September 10, 2017

Dr. Shun Wong of Odette Cancer Centre, Sunnybrook Health Sciences Centre in Toronto, and his co-investigator, Dr. Georg Bjarnason, medical oncologist, will conduct preclinical studies to determine how the circadian cycle can regulate the brain response after radiation. They will further test if the neuro-hormone melatonin can confer protection against cognitive dysfunction due to the effect of radiation on the brain. Dr. Michael Milosevic of Princess Margaret Hospital in Toronto is coordinating a combined endeavor by radiation oncologists, medical oncologists and basic cancer researchers to better understand how a particular signaling pathway in cancer cells - the Hedgehog pathway, might influence the curability of cervix cancer with radiotherapy and new targeted drugs. Dr. T? Vuong of Jewish General Hospital in Montreal is conducting a Phase II clinical study using Nimotuzumab ?? a new antibody against an epidermal growth receptor, expressed strongly in squamous cell carcinoma of the anal canal. The rationale is to use these antibodies as radiosensitizers with radiation therapy instead of conventional chemotherapy for cancer patients. If the results are positive, this could significantly improve the treatment therapeutic index with less treatment related toxicities. Dr. Corinne Doll of the University of Calgary and Tom Baker Cancer Centre will evaluate important DNA damage and repair proteins in locally advanced cervical cancer tumours to determine whether expression levels may predict response to chemoradiotherapy. Tumours with high expression levels of these proteins may respond to novel DNA repair inhibitors, which may improve patient outcomes. Dr. Theodoros Tsakiridis of McMaster University and Juravinski Cancer Center in Hamilton will study whether the anti-diabetic drug metformin can enhance the response of non-small cell lung cancer to radiotherapy. Lung cancer is a deadly disease that shows poor response to radiotherapy. Dr. Tsakiridis?? laboratory produced evidence that metformin can work synergistically with radiotherapy in adenocarcinomas. In this study, his team will analyze in-depth the action of metformin in all histologies of non-small cell lung cancer.
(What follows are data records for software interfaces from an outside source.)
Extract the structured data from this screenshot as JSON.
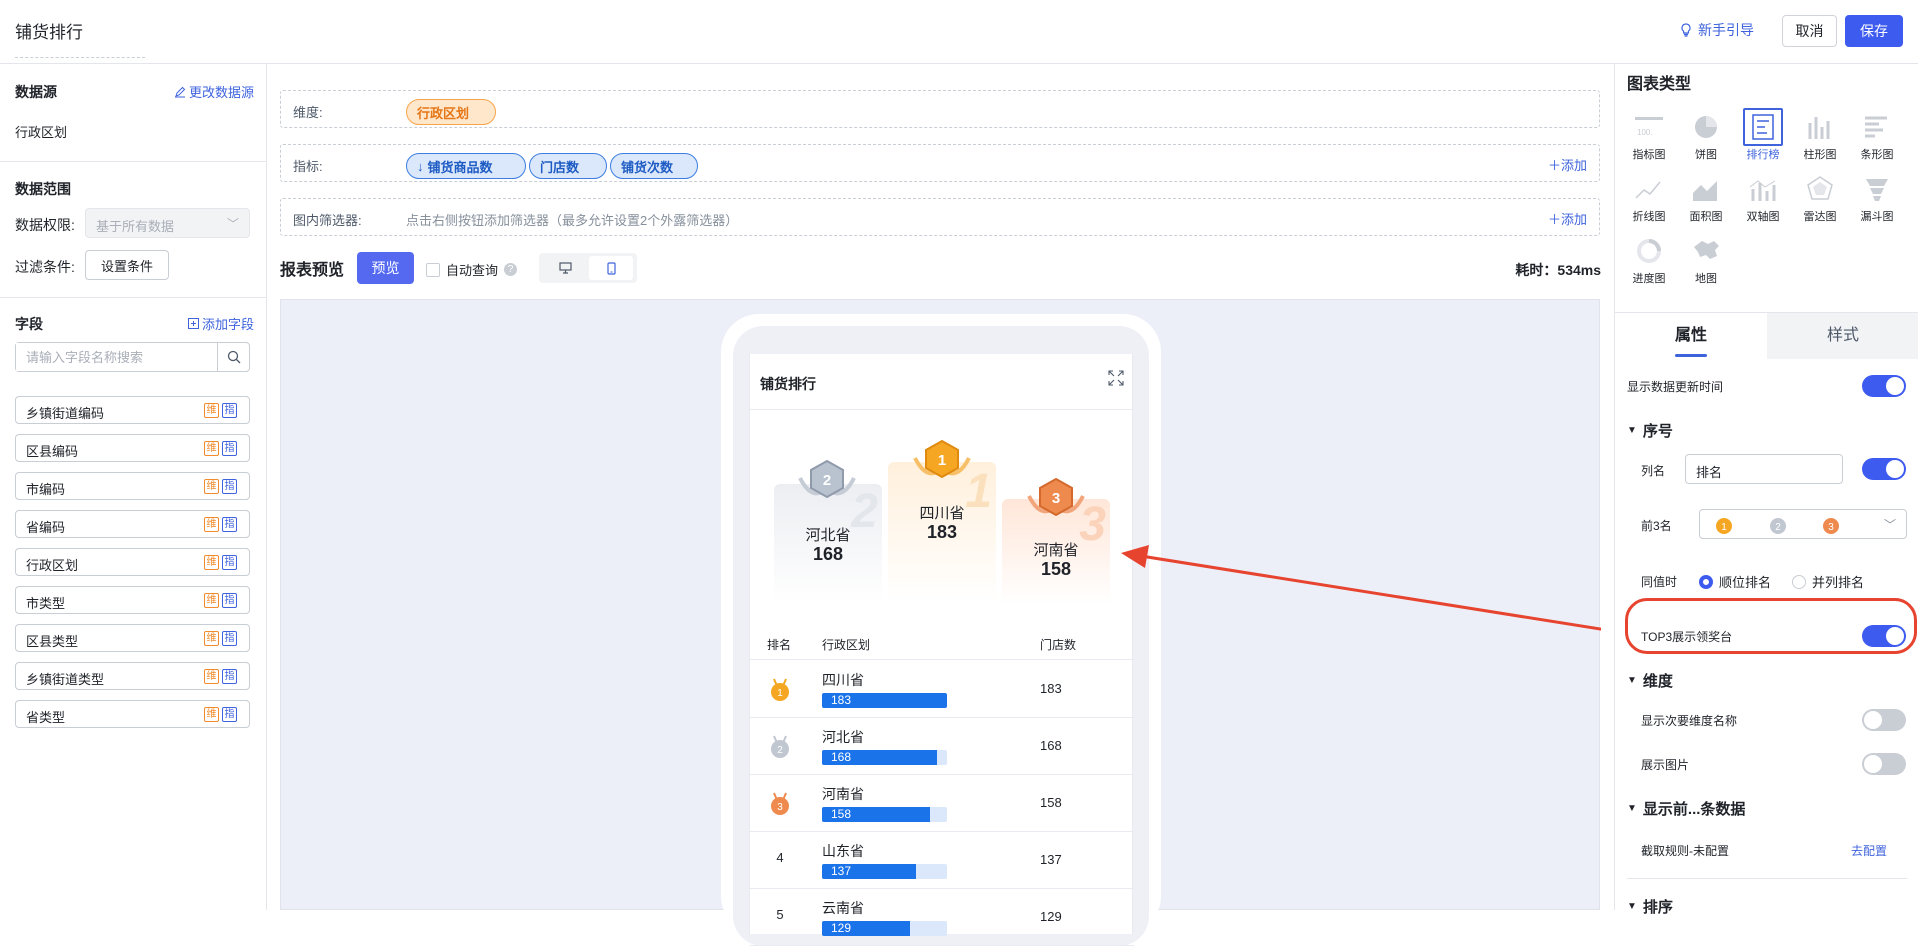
{
  "header": {
    "title": "铺货排行",
    "guide": "新手引导",
    "cancel": "取消",
    "save": "保存"
  },
  "left": {
    "datasource_title": "数据源",
    "change_source": "更改数据源",
    "datasource_value": "行政区划",
    "range_title": "数据范围",
    "perm_label": "数据权限:",
    "perm_value": "基于所有数据",
    "filter_label": "过滤条件:",
    "filter_btn": "设置条件",
    "fields_title": "字段",
    "add_field": "添加字段",
    "search_placeholder": "请输入字段名称搜索",
    "tag_dim": "维",
    "tag_ind": "指",
    "fields": [
      "乡镇街道编码",
      "区县编码",
      "市编码",
      "省编码",
      "行政区划",
      "市类型",
      "区县类型",
      "乡镇街道类型",
      "省类型"
    ]
  },
  "config": {
    "dim_label": "维度:",
    "dim_chip": "行政区划",
    "ind_label": "指标:",
    "ind_chips": [
      "铺货商品数",
      "门店数",
      "铺货次数"
    ],
    "add": "添加",
    "filter_label": "图内筛选器:",
    "filter_hint": "点击右侧按钮添加筛选器（最多允许设置2个外露筛选器）"
  },
  "preview": {
    "title": "报表预览",
    "btn": "预览",
    "auto": "自动查询",
    "q": "?",
    "timing": "耗时：534ms"
  },
  "card": {
    "title": "铺货排行",
    "podium": [
      {
        "rank": "2",
        "name": "河北省",
        "value": "168"
      },
      {
        "rank": "1",
        "name": "四川省",
        "value": "183"
      },
      {
        "rank": "3",
        "name": "河南省",
        "value": "158"
      }
    ],
    "headers": [
      "排名",
      "行政区划",
      "门店数"
    ],
    "rows": [
      {
        "rank": "",
        "name": "四川省",
        "value": "183",
        "pct": 100
      },
      {
        "rank": "",
        "name": "河北省",
        "value": "168",
        "pct": 92
      },
      {
        "rank": "",
        "name": "河南省",
        "value": "158",
        "pct": 86
      },
      {
        "rank": "4",
        "name": "山东省",
        "value": "137",
        "pct": 75
      },
      {
        "rank": "5",
        "name": "云南省",
        "value": "129",
        "pct": 70
      }
    ]
  },
  "right": {
    "chart_type_title": "图表类型",
    "types": [
      "指标图",
      "饼图",
      "排行榜",
      "柱形图",
      "条形图",
      "折线图",
      "面积图",
      "双轴图",
      "雷达图",
      "漏斗图",
      "进度图",
      "地图"
    ],
    "selected_type": "排行榜",
    "tab_props": "属性",
    "tab_style": "样式",
    "show_update": "显示数据更新时间",
    "seq_group": "序号",
    "col_name_label": "列名",
    "col_name_value": "排名",
    "top3_label": "前3名",
    "tie_label": "同值时",
    "tie_opt1": "顺位排名",
    "tie_opt2": "并列排名",
    "top3_podium": "TOP3展示领奖台",
    "dim_group": "维度",
    "show_sub": "显示次要维度名称",
    "show_img": "展示图片",
    "topn_group": "显示前...条数据",
    "cut_rule": "截取规则-未配置",
    "goto_cfg": "去配置",
    "sort_group": "排序"
  },
  "colors": {
    "accent": "#3e5bf0",
    "gold": "#f5a623",
    "silver": "#9aa3af",
    "bronze": "#e8813a",
    "annotation": "#e74430"
  }
}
Marc Zarenda, Scientific Director Medical Affairs, states ???Astrazeneca is extremely pleased to partner with the Canadian Association of Radiation Oncology in facilitating these innovative research initiatives, studying various radiation-drug interactions in the pursuit of improved outcomes for cancer patients.???

???The RAZCER Award program is unique in Canada in focusing on improving the benefits and/or reducing the risks of radiation through the use of radio-modifiers,??? says Dr. Andrea Bezjak, CARO president, ???This enables our members to continue to break new ground in the successful treatment of cancer.???

Canadian Association of Radiation Oncology (CARO) ?? Association canadienne de radio-oncologie (ACRO) is a not-for-profit association with the mandate to represent and support its membership nationally and internationally, through the promotion of high standards of patient care in the practice of radiation oncology, support of excellence in professional standards, and promotion of radiation oncology research and education.

CARO is a partner with other disciplines in seeking to improve outcomes for cancer patients, and provides a consultative authority to oncology related agencies, academic institutions, and to the public in all matters pertaining to radiotherapy and oncology in Canada. For further information: caro-acro

Source: Astrazeneca